Dataset items
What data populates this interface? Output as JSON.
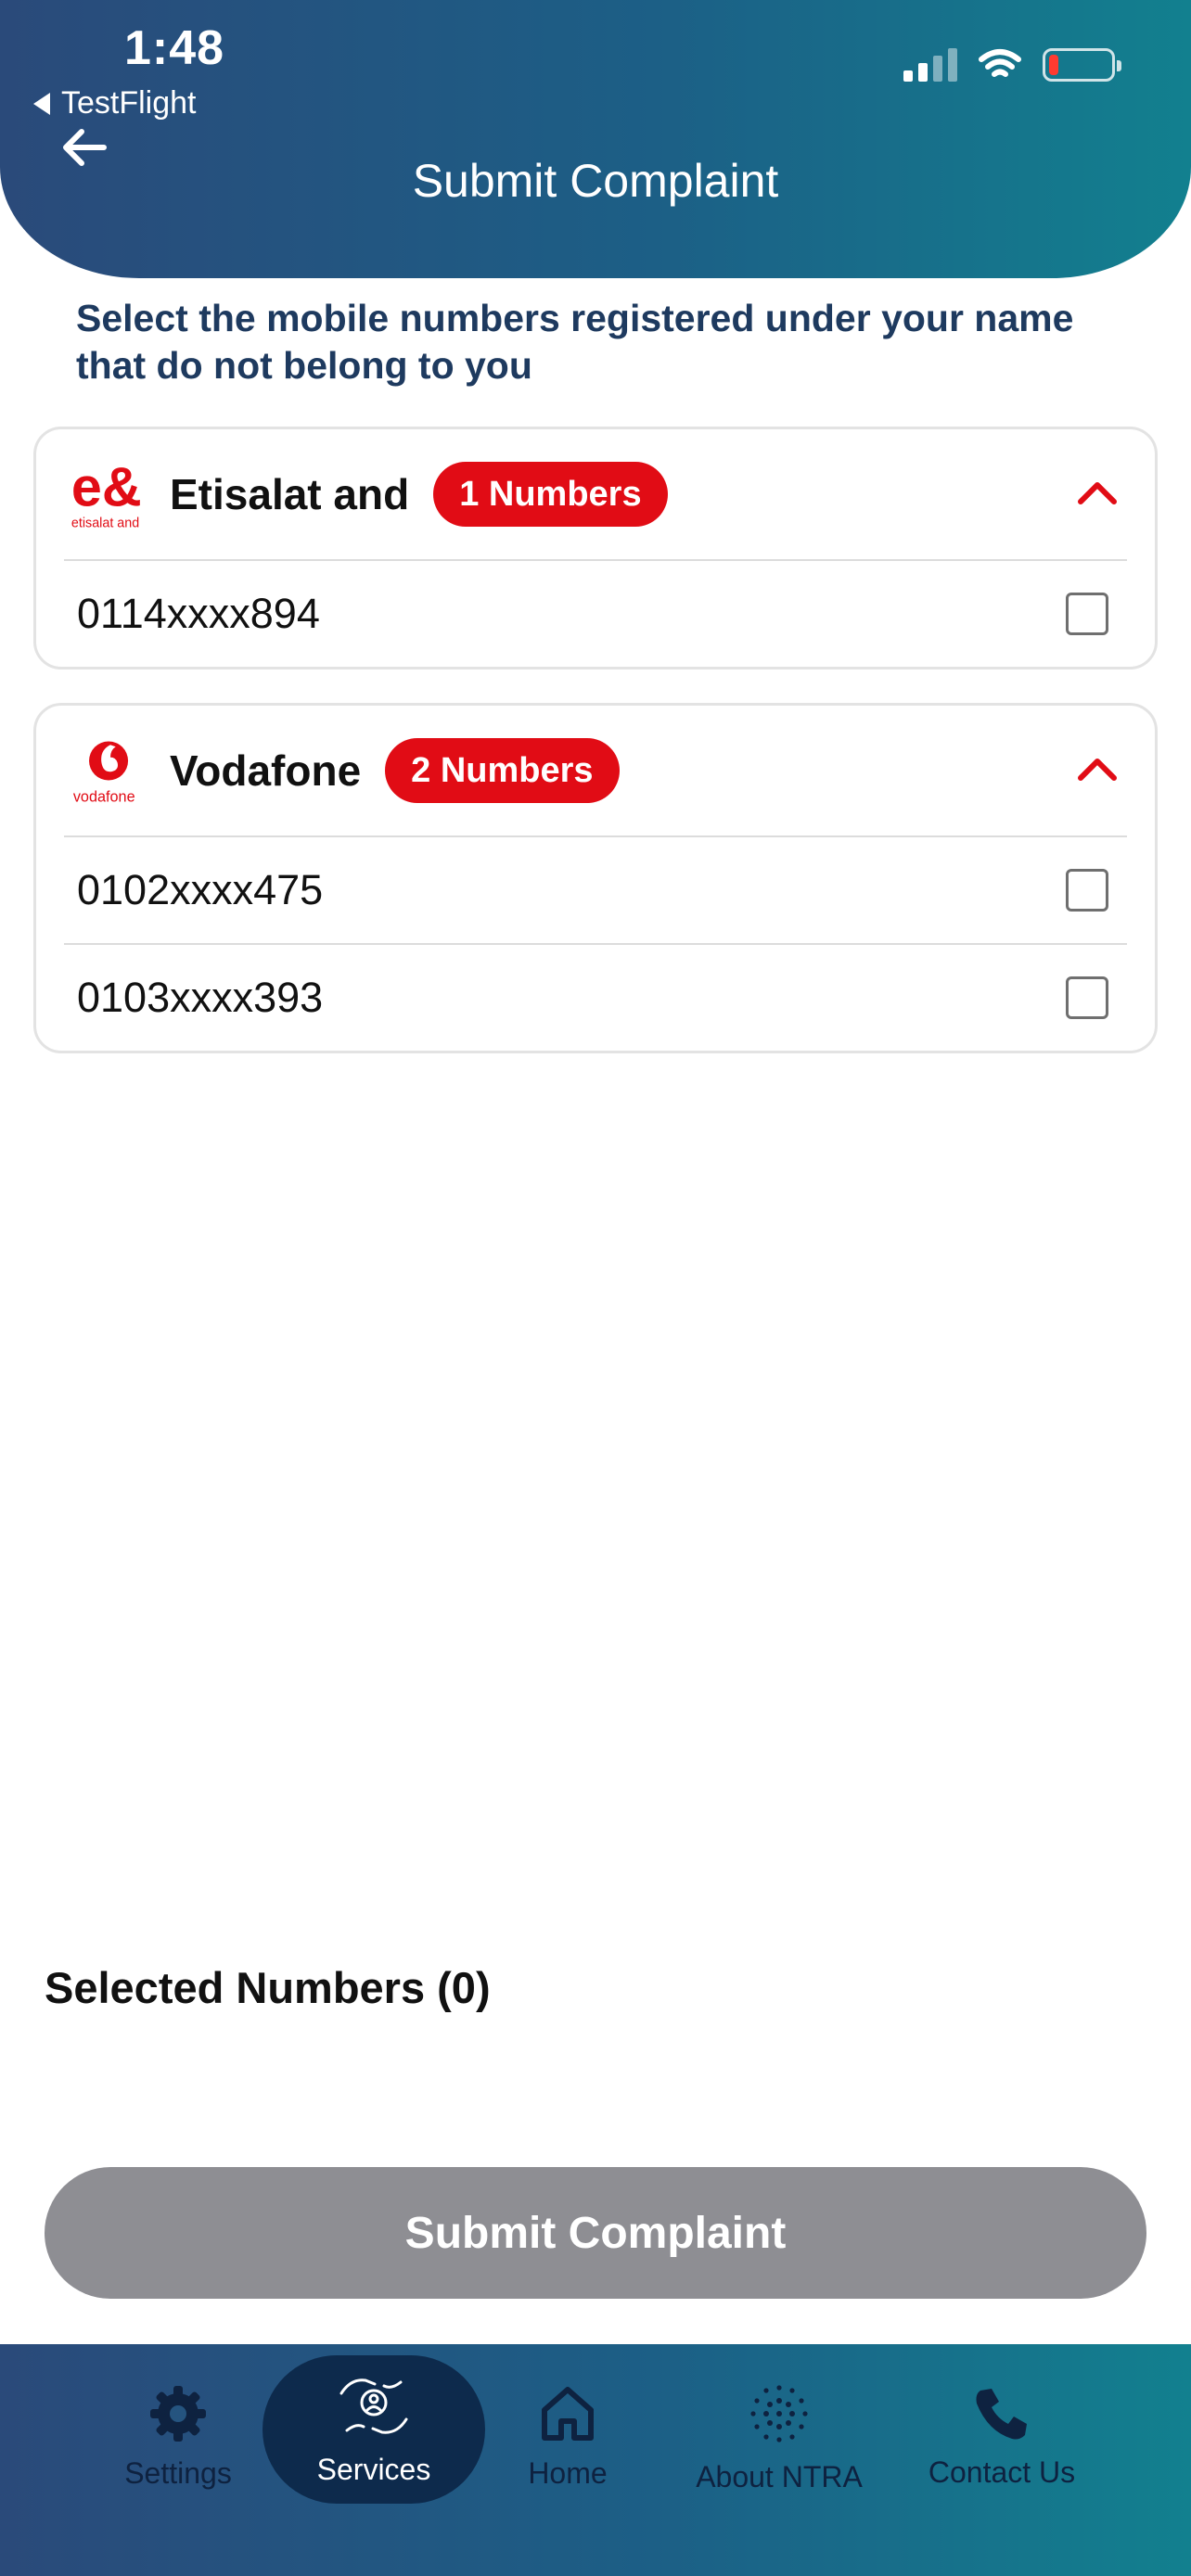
{
  "status_bar": {
    "time": "1:48",
    "back_app": "TestFlight"
  },
  "header": {
    "title": "Submit Complaint"
  },
  "instruction": "Select the mobile numbers registered under your name that do not belong to you",
  "operators": [
    {
      "name": "Etisalat and",
      "badge": "1 Numbers",
      "logo_text": "etisalat and",
      "numbers": [
        "0114xxxx894"
      ]
    },
    {
      "name": "Vodafone",
      "badge": "2 Numbers",
      "logo_text": "vodafone",
      "numbers": [
        "0102xxxx475",
        "0103xxxx393"
      ]
    }
  ],
  "selected_label": "Selected Numbers (0)",
  "submit_label": "Submit Complaint",
  "nav": [
    {
      "label": "Settings",
      "icon": "gear-icon"
    },
    {
      "label": "Services",
      "icon": "services-icon",
      "active": true
    },
    {
      "label": "Home",
      "icon": "home-icon"
    },
    {
      "label": "About NTRA",
      "icon": "ntra-logo-icon"
    },
    {
      "label": "Contact Us",
      "icon": "phone-icon"
    }
  ],
  "colors": {
    "header_start": "#2a4a7a",
    "header_end": "#12808f",
    "badge": "#e10c15",
    "submit_disabled": "#8e8e93",
    "nav_active": "#0d2a4c"
  }
}
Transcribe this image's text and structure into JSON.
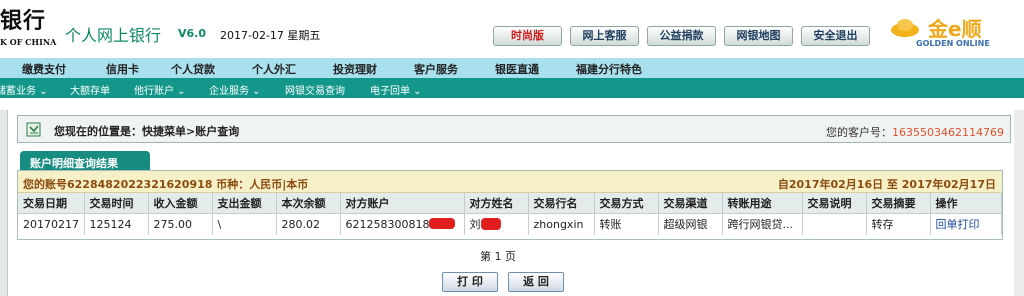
{
  "header": {
    "bank_name": "银行",
    "bank_name_en": "K OF CHINA",
    "title": "个人网上银行",
    "version": "V6.0",
    "date": "2017-02-17 星期五",
    "buttons": [
      "时尚版",
      "网上客服",
      "公益捐款",
      "网银地图",
      "安全退出"
    ],
    "golden_cn": "金e顺",
    "golden_en": "GOLDEN ONLINE"
  },
  "main_nav": [
    "缴费支付",
    "信用卡",
    "个人贷款",
    "个人外汇",
    "投资理财",
    "客户服务",
    "银医直通",
    "福建分行特色"
  ],
  "sub_nav": [
    "储蓄业务 ⌄",
    "大额存单",
    "他行账户 ⌄",
    "企业服务 ⌄",
    "网银交易查询",
    "电子回单 ⌄"
  ],
  "breadcrumb": {
    "text": "您现在的位置是：快捷菜单>账户查询",
    "customer_label": "您的客户号：",
    "customer_no": "1635503462114769"
  },
  "tab": "账户明细查询结果",
  "account": {
    "line": "您的账号6228482022321620918 币种：人民币|本币",
    "range": "自2017年02月16日  至 2017年02月17日"
  },
  "table": {
    "headers": [
      "交易日期",
      "交易时间",
      "收入金额",
      "支出金额",
      "本次余额",
      "对方账户",
      "对方姓名",
      "交易行名",
      "交易方式",
      "交易渠道",
      "转账用途",
      "交易说明",
      "交易摘要",
      "操作"
    ],
    "row": {
      "date": "20170217",
      "time": "125124",
      "income": "275.00",
      "expense": "\\",
      "balance": "280.02",
      "account": "621258300818",
      "name": "刘",
      "bank": "zhongxin",
      "method": "转账",
      "channel": "超级网银",
      "purpose": "跨行网银贷...",
      "note": "",
      "summary": "转存",
      "action": "回单打印"
    }
  },
  "page_info": "第 1 页",
  "actions": {
    "print": "打 印",
    "back": "返 回"
  },
  "colors": {
    "accent": "#13978b",
    "nav": "#a9e0ee",
    "highlight": "#e0522b"
  }
}
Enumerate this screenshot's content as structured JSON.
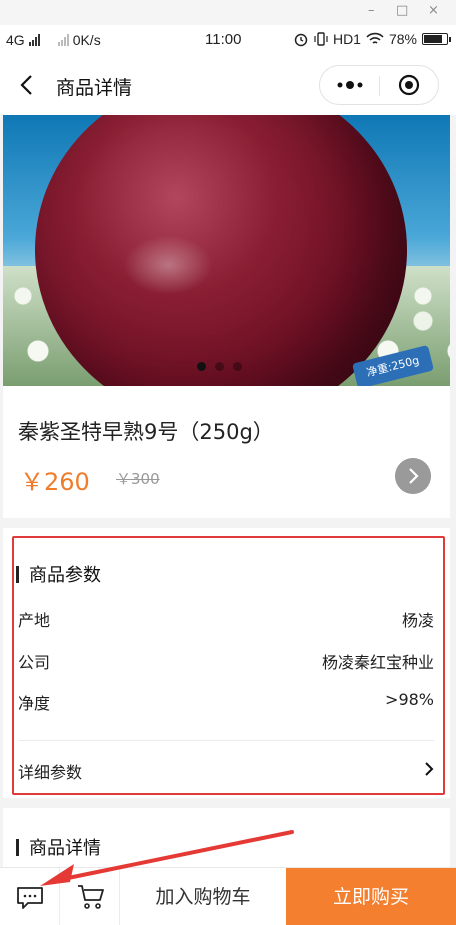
{
  "window": {
    "minimize": "–",
    "maximize": "□",
    "close": "×"
  },
  "status_bar": {
    "network": "4G",
    "speed": "0K/s",
    "time": "11:00",
    "hd": "HD1",
    "battery": "78%",
    "battery_level": 0.78
  },
  "nav": {
    "title": "商品详情",
    "back_icon": "chevron-left-icon",
    "more_icon": "more-dots-icon",
    "close_icon": "target-icon"
  },
  "banner": {
    "badge_text": "净重:250g",
    "slide_count": 3,
    "active_slide": 1
  },
  "product": {
    "name": "秦紫圣特早熟9号（250g）",
    "price": "￥260",
    "original_price": "￥300"
  },
  "params": {
    "title": "商品参数",
    "rows": [
      {
        "label": "产地",
        "value": "杨凌"
      },
      {
        "label": "公司",
        "value": "杨凌秦红宝种业"
      },
      {
        "label": "净度",
        "value": ">98%"
      }
    ],
    "detail_link": "详细参数"
  },
  "details": {
    "title": "商品详情"
  },
  "bottom_bar": {
    "chat_icon": "chat-icon",
    "cart_icon": "cart-icon",
    "add_to_cart": "加入购物车",
    "buy_now": "立即购买"
  },
  "colors": {
    "accent": "#f47f2f",
    "price": "#f07d2c",
    "highlight": "#e03a3a"
  }
}
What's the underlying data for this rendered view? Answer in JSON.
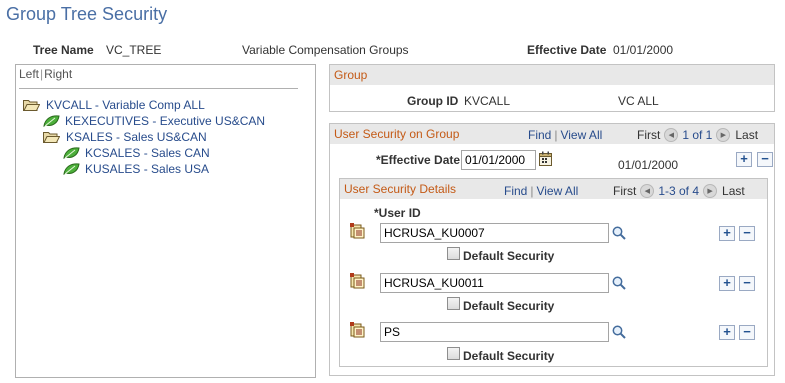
{
  "page": {
    "title": "Group Tree Security"
  },
  "header": {
    "tree_name_label": "Tree Name",
    "tree_name_value": "VC_TREE",
    "tree_description": "Variable Compensation Groups",
    "effective_date_label": "Effective Date",
    "effective_date_value": "01/01/2000"
  },
  "left_panel": {
    "left_link": "Left",
    "separator": "|",
    "right_link": "Right",
    "tree_nodes": [
      {
        "label": "KVCALL - Variable Comp ALL",
        "icon": "open-folder-icon"
      },
      {
        "label": "KEXECUTIVES - Executive US&CAN",
        "icon": "leaf-icon"
      },
      {
        "label": "KSALES - Sales US&CAN",
        "icon": "open-folder-icon"
      },
      {
        "label": "KCSALES - Sales CAN",
        "icon": "leaf-icon"
      },
      {
        "label": "KUSALES - Sales USA",
        "icon": "leaf-icon"
      }
    ]
  },
  "group": {
    "section_title": "Group",
    "group_id_label": "Group ID",
    "group_id_value": "KVCALL",
    "group_description": "VC ALL"
  },
  "user_security_on_group": {
    "section_title": "User Security on Group",
    "find_link": "Find",
    "pipe": "|",
    "view_all_link": "View All",
    "first_label": "First",
    "pager_text": "1 of 1",
    "last_label": "Last",
    "effective_date_label": "*Effective Date",
    "effective_date_value": "01/01/2000",
    "effective_date_display": "01/01/2000",
    "add_button": "+",
    "remove_button": "−"
  },
  "user_security_details": {
    "section_title": "User Security Details",
    "find_link": "Find",
    "pipe": "|",
    "view_all_link": "View All",
    "first_label": "First",
    "pager_text": "1-3 of 4",
    "last_label": "Last",
    "user_id_label": "*User ID",
    "default_security_label": "Default Security",
    "add_button": "+",
    "remove_button": "−",
    "rows": [
      {
        "user_id": "HCRUSA_KU0007",
        "default_security": false
      },
      {
        "user_id": "HCRUSA_KU0011",
        "default_security": false
      },
      {
        "user_id": "PS",
        "default_security": false
      }
    ]
  },
  "colors": {
    "title": "#4a6fa5",
    "link": "#284c8c",
    "section_header_text": "#c45a16",
    "section_header_bg": "#e8e8e8",
    "leaf_green": "#3a9a2a",
    "folder_tan": "#d9c48a"
  }
}
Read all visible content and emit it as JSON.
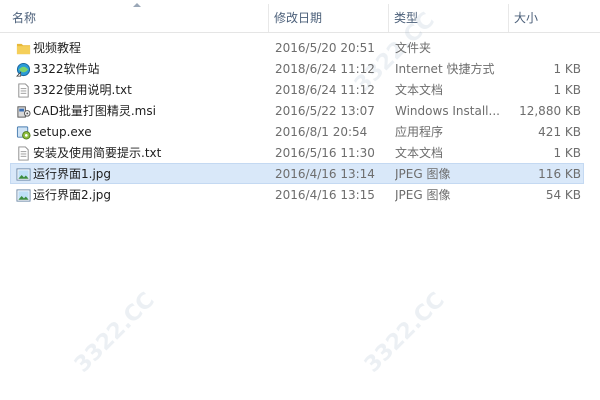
{
  "columns": {
    "name": "名称",
    "date": "修改日期",
    "type": "类型",
    "size": "大小"
  },
  "files": [
    {
      "name": "视频教程",
      "date": "2016/5/20 20:51",
      "type": "文件夹",
      "size": "",
      "icon": "folder-icon"
    },
    {
      "name": "3322软件站",
      "date": "2018/6/24 11:12",
      "type": "Internet 快捷方式",
      "size": "1 KB",
      "icon": "internet-shortcut-icon"
    },
    {
      "name": "3322使用说明.txt",
      "date": "2018/6/24 11:12",
      "type": "文本文档",
      "size": "1 KB",
      "icon": "text-file-icon"
    },
    {
      "name": "CAD批量打图精灵.msi",
      "date": "2016/5/22 13:07",
      "type": "Windows Install...",
      "size": "12,880 KB",
      "icon": "installer-icon"
    },
    {
      "name": "setup.exe",
      "date": "2016/8/1 20:54",
      "type": "应用程序",
      "size": "421 KB",
      "icon": "setup-exe-icon"
    },
    {
      "name": "安装及使用简要提示.txt",
      "date": "2016/5/16 11:30",
      "type": "文本文档",
      "size": "1 KB",
      "icon": "text-file-icon"
    },
    {
      "name": "运行界面1.jpg",
      "date": "2016/4/16 13:14",
      "type": "JPEG 图像",
      "size": "116 KB",
      "icon": "image-file-icon",
      "selected": true
    },
    {
      "name": "运行界面2.jpg",
      "date": "2016/4/16 13:15",
      "type": "JPEG 图像",
      "size": "54 KB",
      "icon": "image-file-icon"
    }
  ],
  "watermark": "3322.CC",
  "colors": {
    "header_text": "#4c607a",
    "selection": "#d9e8f9",
    "selection_border": "#c4d9f2"
  }
}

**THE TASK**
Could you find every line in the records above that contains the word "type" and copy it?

**RESULT FOR THIS EXERCISE**
    "type": "类型",
      "type": "文件夹",
      "type": "Internet 快捷方式",
      "type": "文本文档",
      "type": "Windows Install...",
      "type": "应用程序",
      "type": "文本文档",
      "type": "JPEG 图像",
      "type": "JPEG 图像",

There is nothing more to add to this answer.